What the exercise asks | Should a line in the entries below contain "shakshuka", return that line.

Records for the exercise |

_____

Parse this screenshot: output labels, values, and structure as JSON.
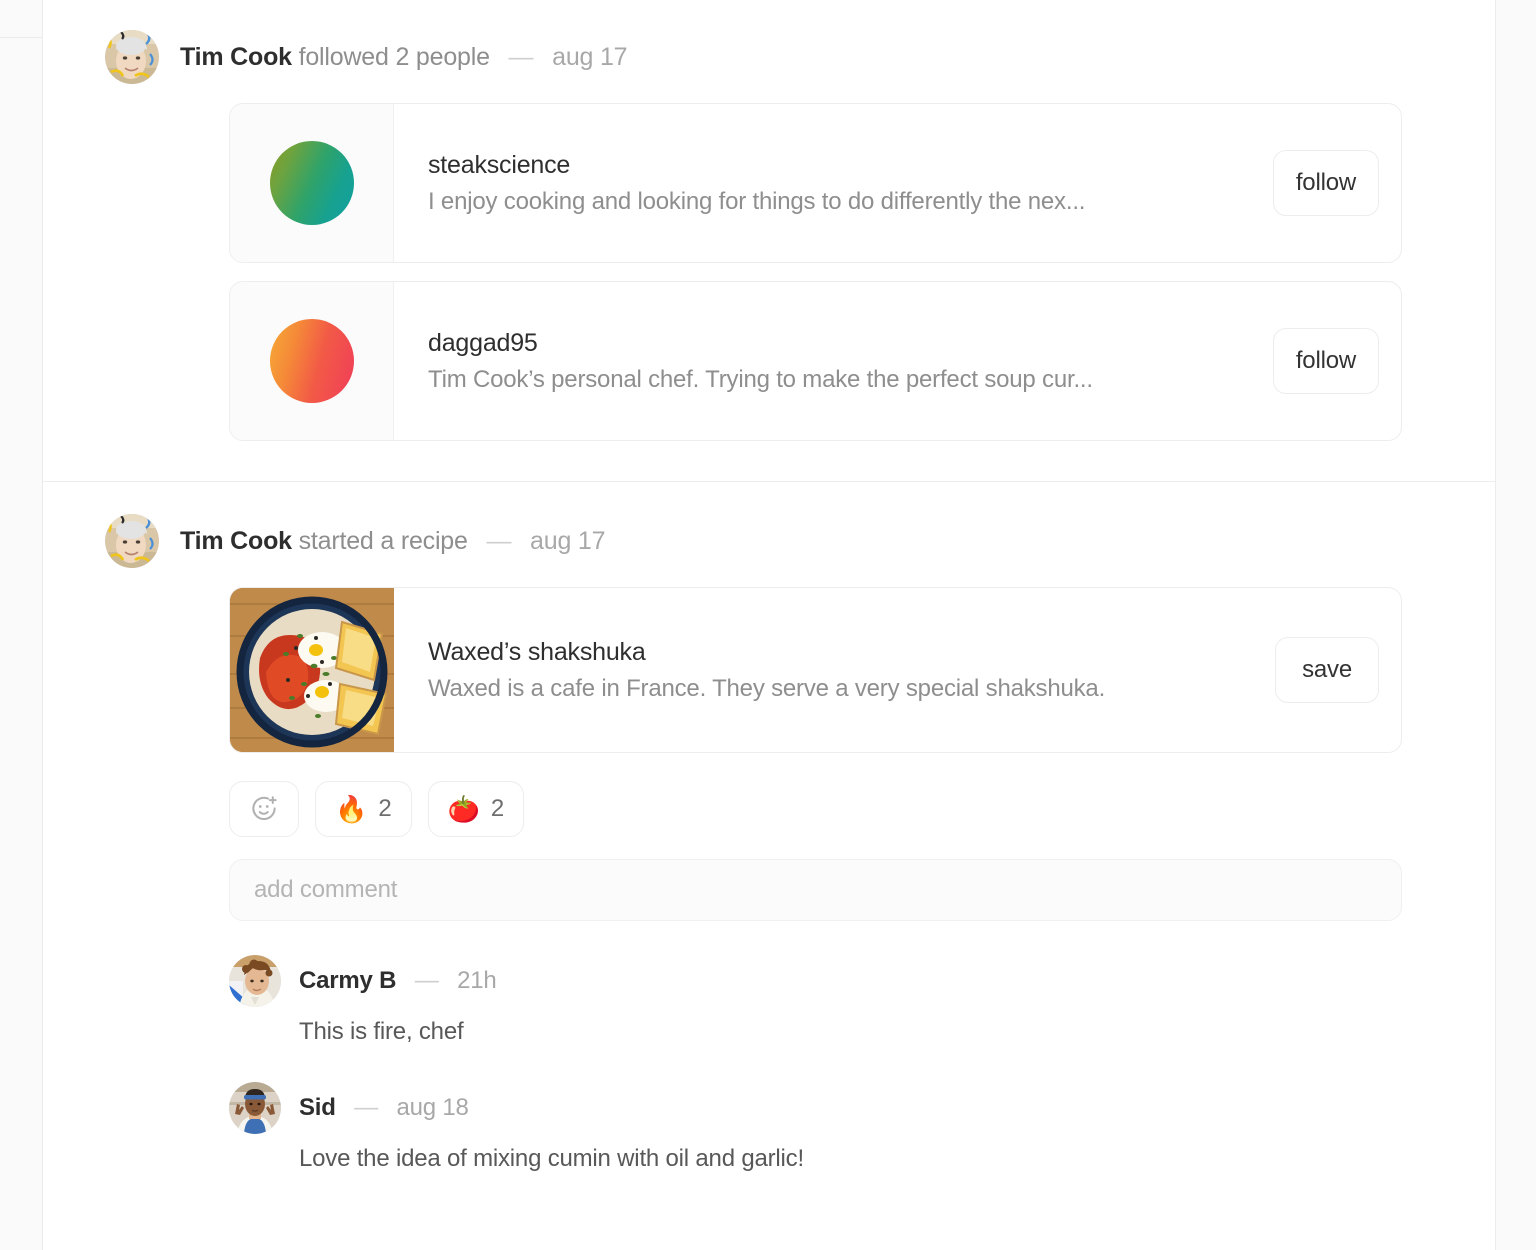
{
  "posts": [
    {
      "id": "follow-post",
      "author": "Tim Cook",
      "action": "followed 2 people",
      "dash": "—",
      "date": "aug 17",
      "avatar_name": "tim-cook-avatar",
      "cards": [
        {
          "title": "steakscience",
          "desc": "I enjoy cooking and looking for things to do differently the nex...",
          "button": "follow",
          "avatar_type": "gradient",
          "gradient_from": "#8a9a22",
          "gradient_mid": "#2fa36a",
          "gradient_to": "#13a0a0"
        },
        {
          "title": "daggad95",
          "desc": "Tim Cook’s personal chef. Trying to make the perfect soup cur...",
          "button": "follow",
          "avatar_type": "gradient",
          "gradient_from": "#f5a33a",
          "gradient_mid": "#f2643f",
          "gradient_to": "#f03c5a"
        }
      ]
    },
    {
      "id": "recipe-post",
      "author": "Tim Cook",
      "action": "started a recipe",
      "dash": "—",
      "date": "aug 17",
      "avatar_name": "tim-cook-avatar",
      "recipe": {
        "title": "Waxed’s shakshuka",
        "desc": "Waxed is a cafe in France. They serve a very special shakshuka.",
        "button": "save",
        "thumbnail_alt": "shakshuka-photo"
      },
      "reactions": [
        {
          "icon": "add-reaction-icon",
          "emoji": "",
          "count": ""
        },
        {
          "icon": "fire-emoji",
          "emoji": "🔥",
          "count": "2"
        },
        {
          "icon": "tomato-emoji",
          "emoji": "🍅",
          "count": "2"
        }
      ],
      "comment_box": {
        "placeholder": "add comment"
      },
      "comments": [
        {
          "author": "Carmy B",
          "dash": "—",
          "time": "21h",
          "text": "This is fire, chef",
          "avatar_name": "carmy-avatar"
        },
        {
          "author": "Sid",
          "dash": "—",
          "time": "aug 18",
          "text": "Love the idea of mixing cumin with oil and garlic!",
          "avatar_name": "sid-avatar"
        }
      ]
    }
  ],
  "colors": {
    "text_primary": "#2e2e2e",
    "text_secondary": "#8e8e8e",
    "text_muted": "#a8a8a8",
    "border": "#ededed",
    "rail_bg": "#fafafa"
  }
}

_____

Answer |
        "title": "Waxed’s shakshuka",
        "desc": "Waxed is a cafe in France. They serve a very special shakshuka.",
        "thumbnail_alt": "shakshuka-photo"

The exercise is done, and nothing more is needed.